THE TASK: In the material below, write out each line word for word and omit the pictures.

GIVEN DATA:
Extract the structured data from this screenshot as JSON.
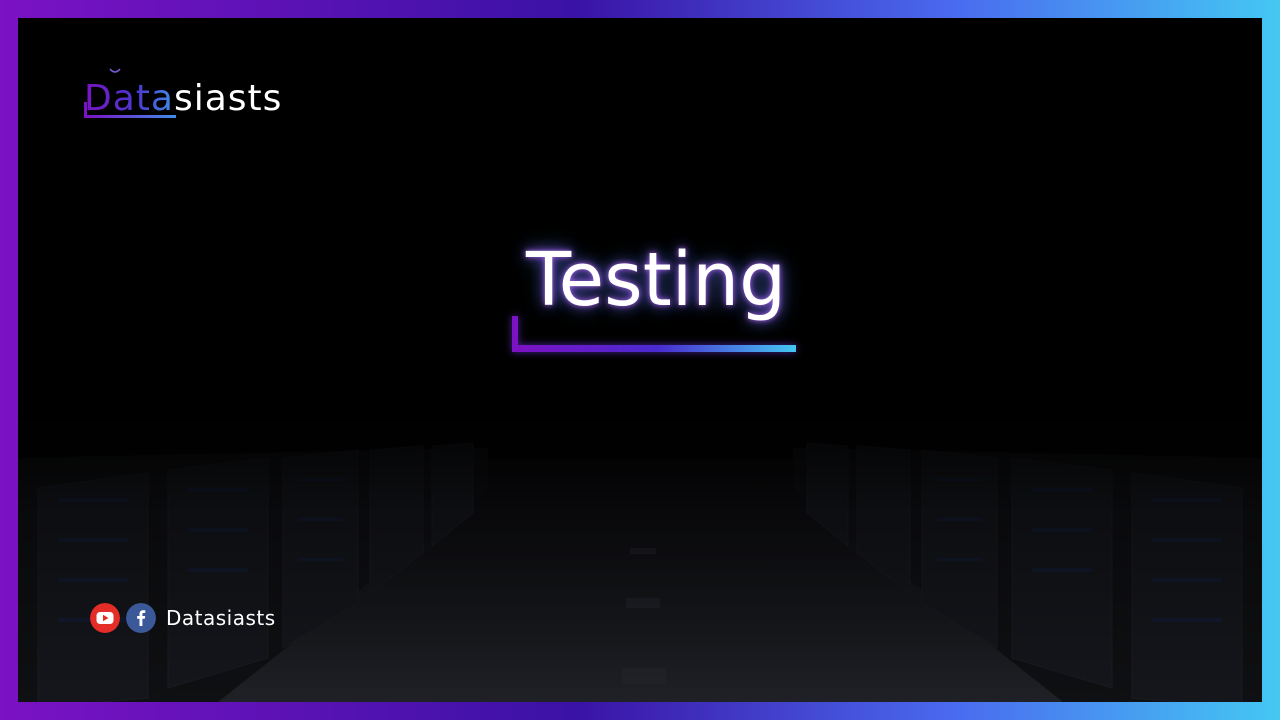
{
  "logo": {
    "accent_text": "Data",
    "rest_text": "siasts"
  },
  "title": {
    "text": "Testing"
  },
  "social": {
    "label": "Datasiasts",
    "icons": [
      "youtube-icon",
      "facebook-icon"
    ]
  },
  "colors": {
    "gradient_start": "#7b12c4",
    "gradient_mid": "#3a12a6",
    "gradient_end": "#44c8f2",
    "background": "#000000",
    "youtube_red": "#e52d27",
    "facebook_blue": "#3b5998"
  }
}
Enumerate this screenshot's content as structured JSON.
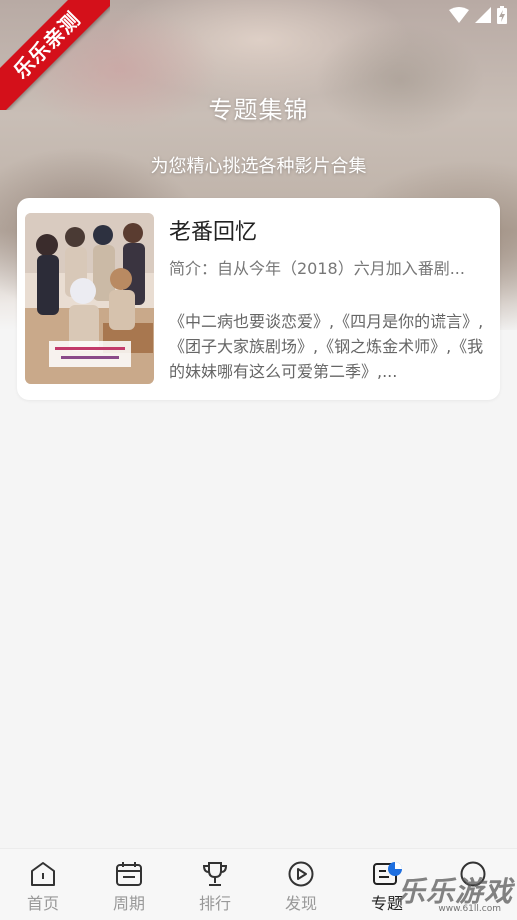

WRITTEN ANSWER:
Extract the structured data from this screenshot as JSON.
{
  "logo": {
    "accent_text": "Data",
    "rest_text": "siasts"
  },
  "title": {
    "text": "Testing"
  },
  "social": {
    "label": "Datasiasts",
    "icons": [
      "youtube-icon",
      "facebook-icon"
    ]
  },
  "colors": {
    "gradient_start": "#7b12c4",
    "gradient_mid": "#3a12a6",
    "gradient_end": "#44c8f2",
    "background": "#000000",
    "youtube_red": "#e52d27",
    "facebook_blue": "#3b5998"
  }
}
Enumerate this screenshot's content as structured JSON.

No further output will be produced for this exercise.